- _DIRECTIONS_:
Copy out all lines bearing the word "What" from the listing below.

- _PROVIDED RECORDS_:
+-------+

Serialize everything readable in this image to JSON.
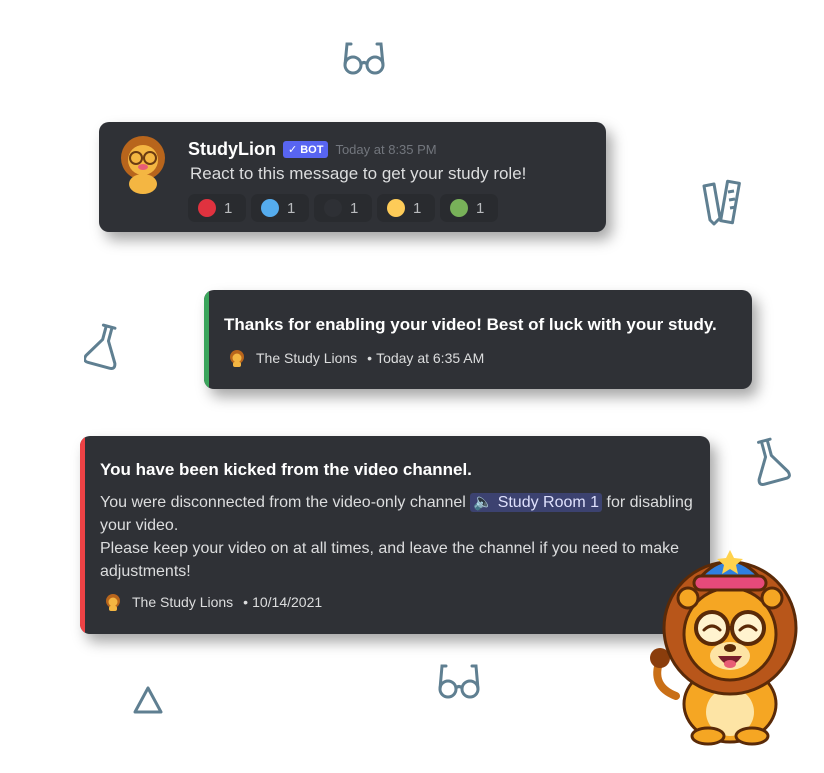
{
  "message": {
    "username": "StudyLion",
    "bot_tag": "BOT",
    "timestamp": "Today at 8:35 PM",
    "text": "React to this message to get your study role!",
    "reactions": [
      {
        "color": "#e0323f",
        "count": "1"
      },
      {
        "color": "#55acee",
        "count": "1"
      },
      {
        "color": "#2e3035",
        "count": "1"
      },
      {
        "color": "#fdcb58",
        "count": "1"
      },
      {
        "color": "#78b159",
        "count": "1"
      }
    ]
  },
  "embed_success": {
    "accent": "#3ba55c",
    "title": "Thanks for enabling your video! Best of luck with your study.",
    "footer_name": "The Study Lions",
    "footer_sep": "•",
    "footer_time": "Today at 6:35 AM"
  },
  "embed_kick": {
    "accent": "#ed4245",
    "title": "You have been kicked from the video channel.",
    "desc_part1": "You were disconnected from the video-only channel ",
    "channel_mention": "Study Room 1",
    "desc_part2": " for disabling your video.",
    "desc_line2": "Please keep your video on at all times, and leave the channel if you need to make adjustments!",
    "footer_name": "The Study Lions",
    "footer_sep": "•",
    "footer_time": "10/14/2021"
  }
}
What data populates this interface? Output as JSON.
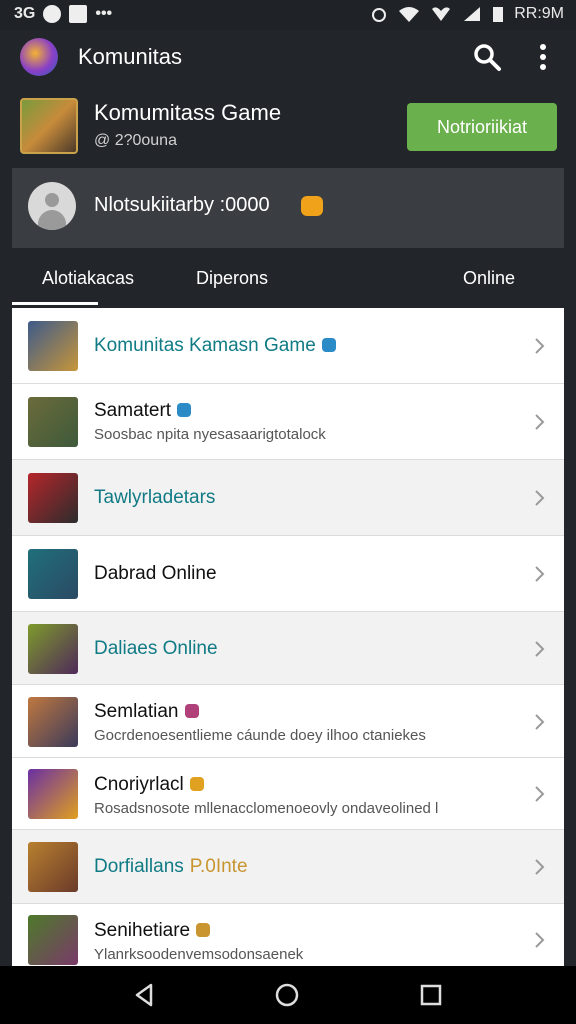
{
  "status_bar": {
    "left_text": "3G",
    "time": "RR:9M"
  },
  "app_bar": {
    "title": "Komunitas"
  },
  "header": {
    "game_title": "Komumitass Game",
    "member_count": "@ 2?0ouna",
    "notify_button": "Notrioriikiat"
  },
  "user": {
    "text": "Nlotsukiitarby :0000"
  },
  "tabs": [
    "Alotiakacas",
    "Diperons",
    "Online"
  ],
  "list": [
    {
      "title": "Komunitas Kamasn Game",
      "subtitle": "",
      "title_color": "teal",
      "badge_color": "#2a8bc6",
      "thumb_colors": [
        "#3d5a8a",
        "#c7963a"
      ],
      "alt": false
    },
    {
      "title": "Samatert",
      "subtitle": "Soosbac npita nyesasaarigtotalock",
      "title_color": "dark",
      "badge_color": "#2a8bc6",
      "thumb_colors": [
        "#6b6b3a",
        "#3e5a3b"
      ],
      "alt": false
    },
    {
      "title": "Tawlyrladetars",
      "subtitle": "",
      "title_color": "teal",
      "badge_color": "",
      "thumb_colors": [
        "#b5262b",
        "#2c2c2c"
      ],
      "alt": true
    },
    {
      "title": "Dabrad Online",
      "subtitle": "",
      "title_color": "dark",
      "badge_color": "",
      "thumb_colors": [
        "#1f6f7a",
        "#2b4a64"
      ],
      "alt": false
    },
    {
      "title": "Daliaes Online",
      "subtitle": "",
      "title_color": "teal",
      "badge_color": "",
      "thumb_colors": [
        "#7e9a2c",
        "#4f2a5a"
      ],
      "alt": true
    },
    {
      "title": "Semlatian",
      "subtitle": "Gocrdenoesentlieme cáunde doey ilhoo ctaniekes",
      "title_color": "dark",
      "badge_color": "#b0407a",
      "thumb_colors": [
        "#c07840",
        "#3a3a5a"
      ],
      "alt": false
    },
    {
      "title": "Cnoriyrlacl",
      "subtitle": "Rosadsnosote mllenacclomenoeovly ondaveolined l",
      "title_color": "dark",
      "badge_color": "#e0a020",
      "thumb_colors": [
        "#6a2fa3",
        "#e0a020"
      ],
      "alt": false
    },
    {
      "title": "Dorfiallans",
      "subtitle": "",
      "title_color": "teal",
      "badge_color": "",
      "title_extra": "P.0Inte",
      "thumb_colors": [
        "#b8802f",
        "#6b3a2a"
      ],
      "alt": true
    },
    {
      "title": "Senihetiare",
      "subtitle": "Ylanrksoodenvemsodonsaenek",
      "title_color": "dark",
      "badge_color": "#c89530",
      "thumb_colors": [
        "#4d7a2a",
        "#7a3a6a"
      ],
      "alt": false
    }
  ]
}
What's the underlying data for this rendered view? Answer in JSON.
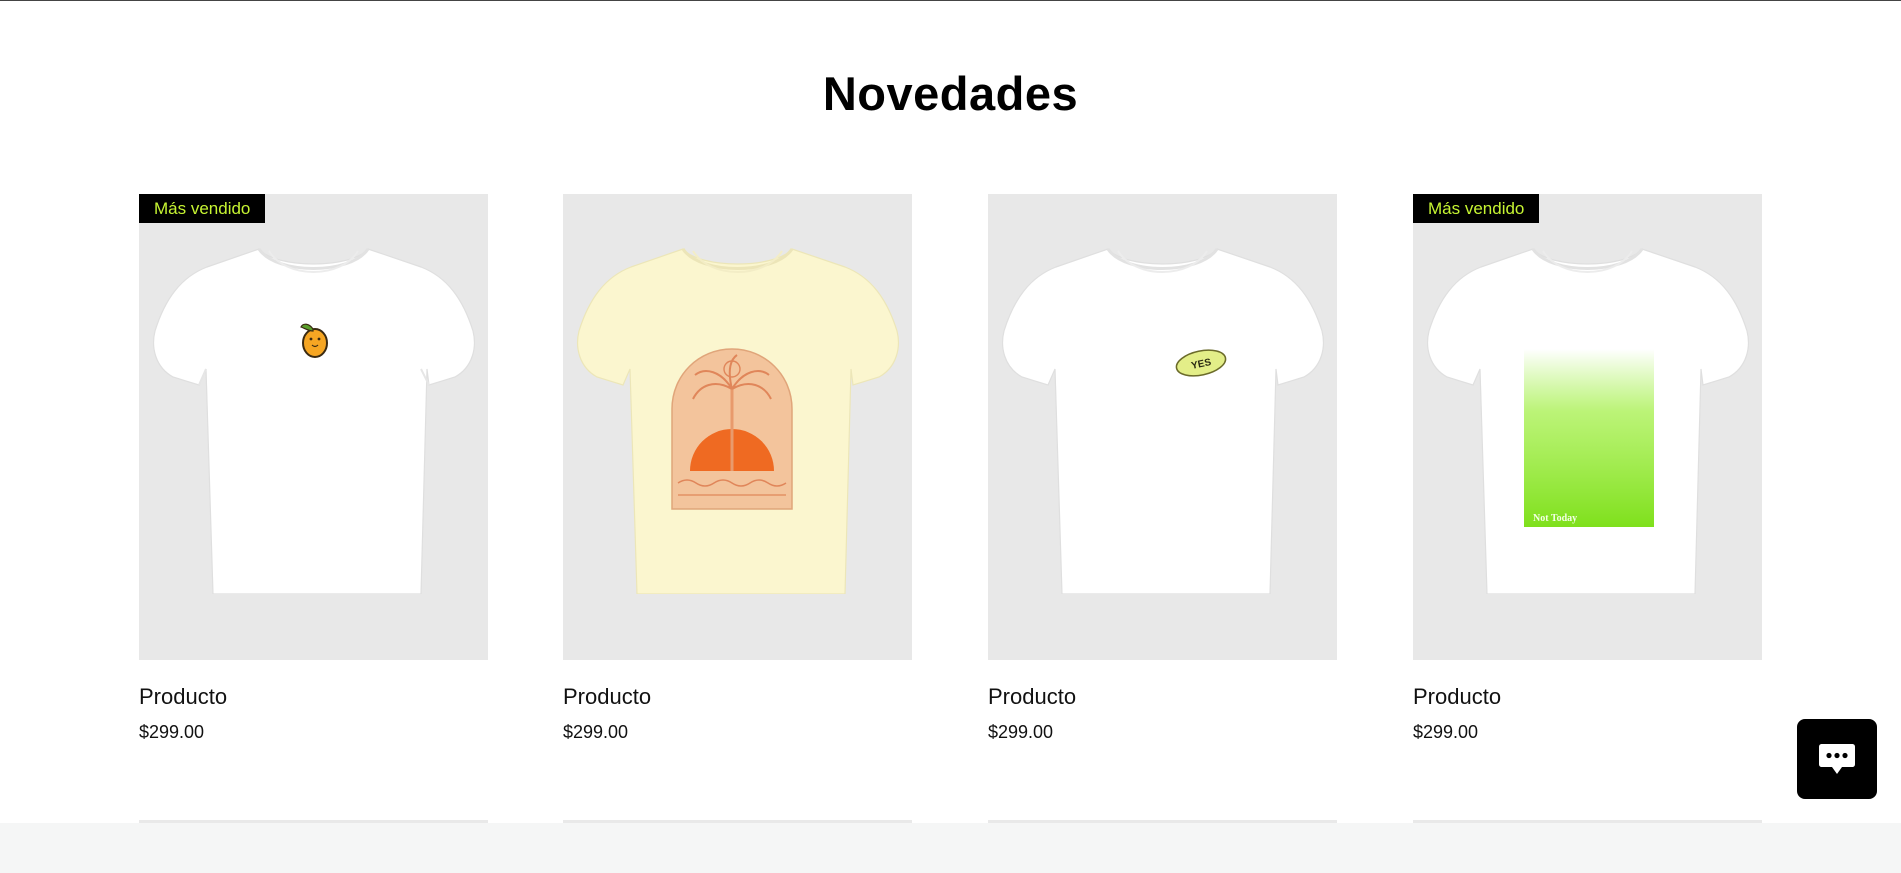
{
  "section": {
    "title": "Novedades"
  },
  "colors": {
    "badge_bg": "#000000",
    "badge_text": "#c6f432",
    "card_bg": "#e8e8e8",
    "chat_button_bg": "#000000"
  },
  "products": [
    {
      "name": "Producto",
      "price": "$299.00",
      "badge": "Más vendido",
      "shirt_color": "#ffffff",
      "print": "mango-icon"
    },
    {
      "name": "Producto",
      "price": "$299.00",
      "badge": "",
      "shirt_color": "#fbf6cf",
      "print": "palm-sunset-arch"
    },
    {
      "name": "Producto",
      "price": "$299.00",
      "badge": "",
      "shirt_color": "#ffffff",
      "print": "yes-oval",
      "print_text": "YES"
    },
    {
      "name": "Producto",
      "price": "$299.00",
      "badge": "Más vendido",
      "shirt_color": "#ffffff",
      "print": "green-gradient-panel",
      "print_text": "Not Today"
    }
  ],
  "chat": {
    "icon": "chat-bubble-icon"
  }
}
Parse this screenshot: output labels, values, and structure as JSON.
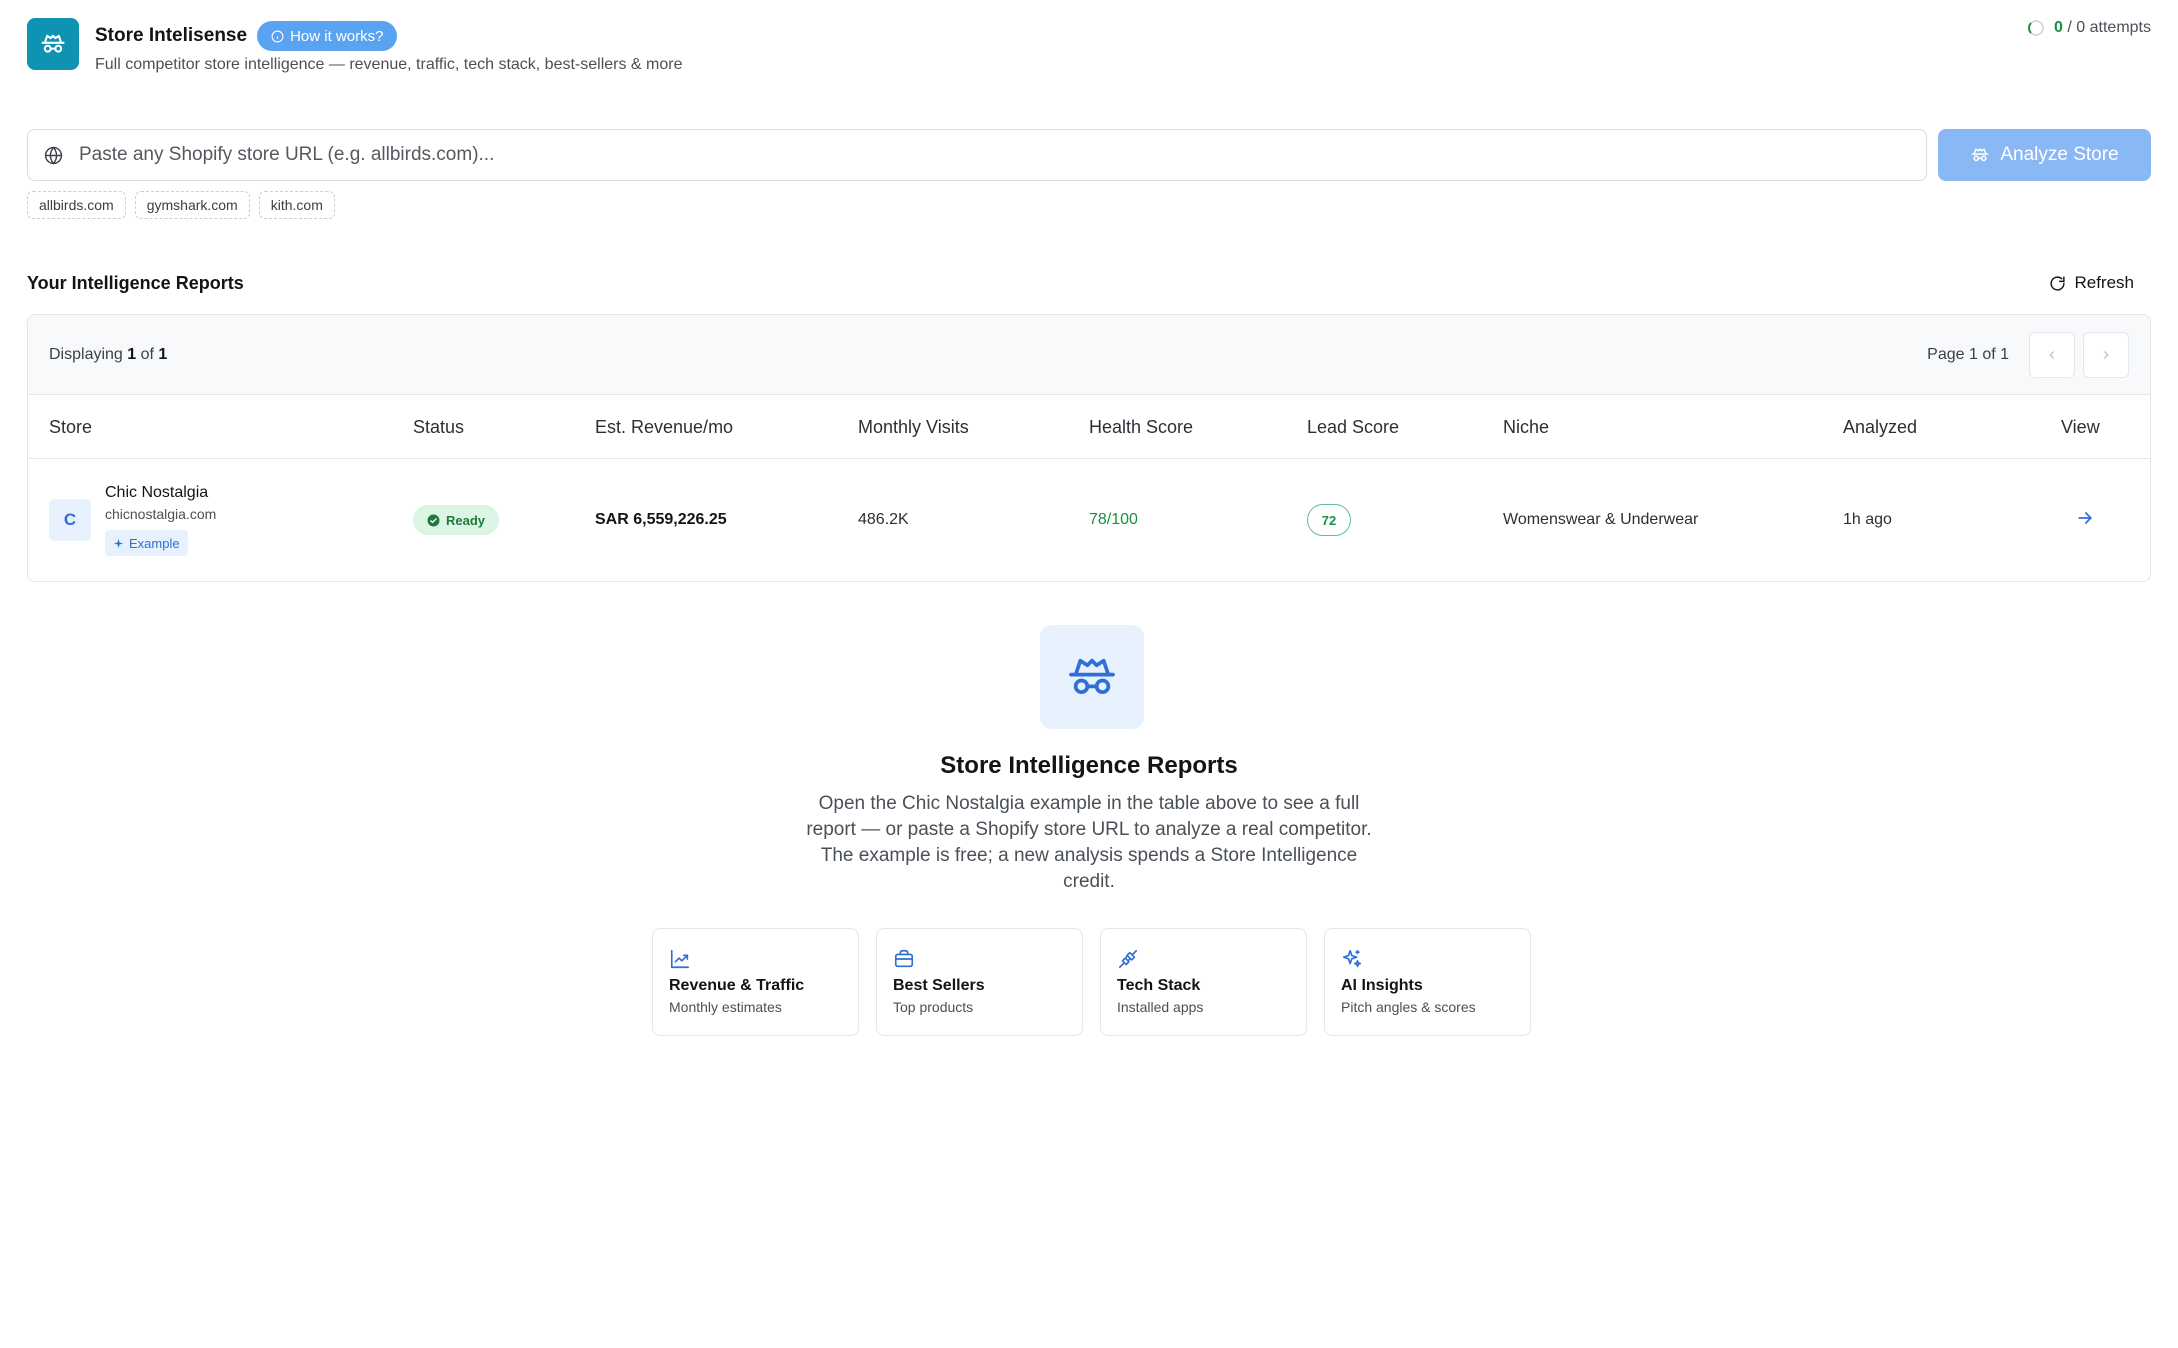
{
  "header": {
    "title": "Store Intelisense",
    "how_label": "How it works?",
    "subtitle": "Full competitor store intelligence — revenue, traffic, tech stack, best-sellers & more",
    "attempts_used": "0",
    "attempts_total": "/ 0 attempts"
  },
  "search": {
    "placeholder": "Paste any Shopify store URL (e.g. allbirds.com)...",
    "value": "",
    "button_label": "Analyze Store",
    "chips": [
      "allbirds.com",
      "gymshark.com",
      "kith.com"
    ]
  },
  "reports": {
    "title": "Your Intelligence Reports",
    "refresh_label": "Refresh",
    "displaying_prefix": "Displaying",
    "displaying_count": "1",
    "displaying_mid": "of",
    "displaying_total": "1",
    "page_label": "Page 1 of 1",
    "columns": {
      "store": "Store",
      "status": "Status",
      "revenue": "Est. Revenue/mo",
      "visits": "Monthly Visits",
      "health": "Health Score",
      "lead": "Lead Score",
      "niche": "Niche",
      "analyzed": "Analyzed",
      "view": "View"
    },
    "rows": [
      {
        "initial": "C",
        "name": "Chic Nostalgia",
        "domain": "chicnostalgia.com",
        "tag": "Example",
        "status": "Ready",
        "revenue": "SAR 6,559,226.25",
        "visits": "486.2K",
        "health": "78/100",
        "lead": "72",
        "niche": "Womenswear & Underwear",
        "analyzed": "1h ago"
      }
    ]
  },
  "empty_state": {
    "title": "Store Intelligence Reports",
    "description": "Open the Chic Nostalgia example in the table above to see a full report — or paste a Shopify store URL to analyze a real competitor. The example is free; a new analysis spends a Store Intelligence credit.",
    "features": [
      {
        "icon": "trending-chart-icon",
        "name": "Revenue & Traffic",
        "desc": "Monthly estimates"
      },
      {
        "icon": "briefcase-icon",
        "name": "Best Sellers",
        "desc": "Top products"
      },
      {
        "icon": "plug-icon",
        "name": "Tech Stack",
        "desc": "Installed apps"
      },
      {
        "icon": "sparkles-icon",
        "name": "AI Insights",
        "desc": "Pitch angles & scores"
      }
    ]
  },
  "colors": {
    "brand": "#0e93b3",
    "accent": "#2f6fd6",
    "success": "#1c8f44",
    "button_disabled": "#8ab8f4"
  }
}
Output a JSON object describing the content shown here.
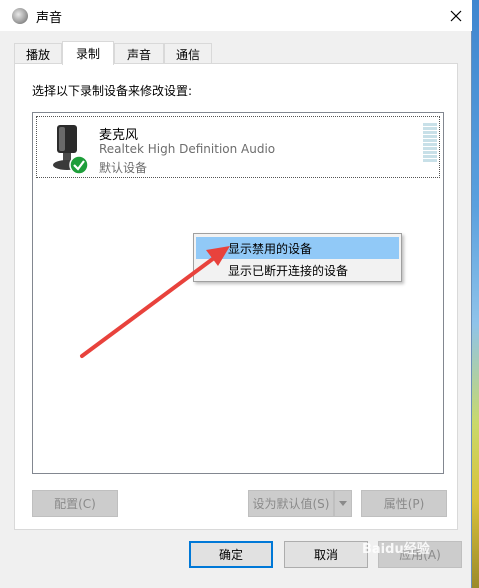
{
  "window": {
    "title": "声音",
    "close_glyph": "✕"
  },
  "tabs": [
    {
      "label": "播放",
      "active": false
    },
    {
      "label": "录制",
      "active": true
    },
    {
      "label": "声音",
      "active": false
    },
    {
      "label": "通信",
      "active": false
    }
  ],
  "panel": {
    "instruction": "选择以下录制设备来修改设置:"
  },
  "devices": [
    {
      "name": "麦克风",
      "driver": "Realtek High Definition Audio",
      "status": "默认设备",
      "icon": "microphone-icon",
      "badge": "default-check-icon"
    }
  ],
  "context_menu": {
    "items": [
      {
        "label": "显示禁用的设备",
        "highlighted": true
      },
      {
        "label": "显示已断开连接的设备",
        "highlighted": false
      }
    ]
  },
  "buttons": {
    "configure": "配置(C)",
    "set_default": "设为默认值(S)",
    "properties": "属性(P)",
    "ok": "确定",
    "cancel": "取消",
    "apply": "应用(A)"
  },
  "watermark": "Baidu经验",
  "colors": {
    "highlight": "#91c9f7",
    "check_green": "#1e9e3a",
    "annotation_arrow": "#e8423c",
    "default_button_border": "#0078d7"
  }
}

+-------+

- _ANSWER SPACE_:
What data populates this interface? Output as JSON.
What's the underlying data for this rendered view? Answer in JSON.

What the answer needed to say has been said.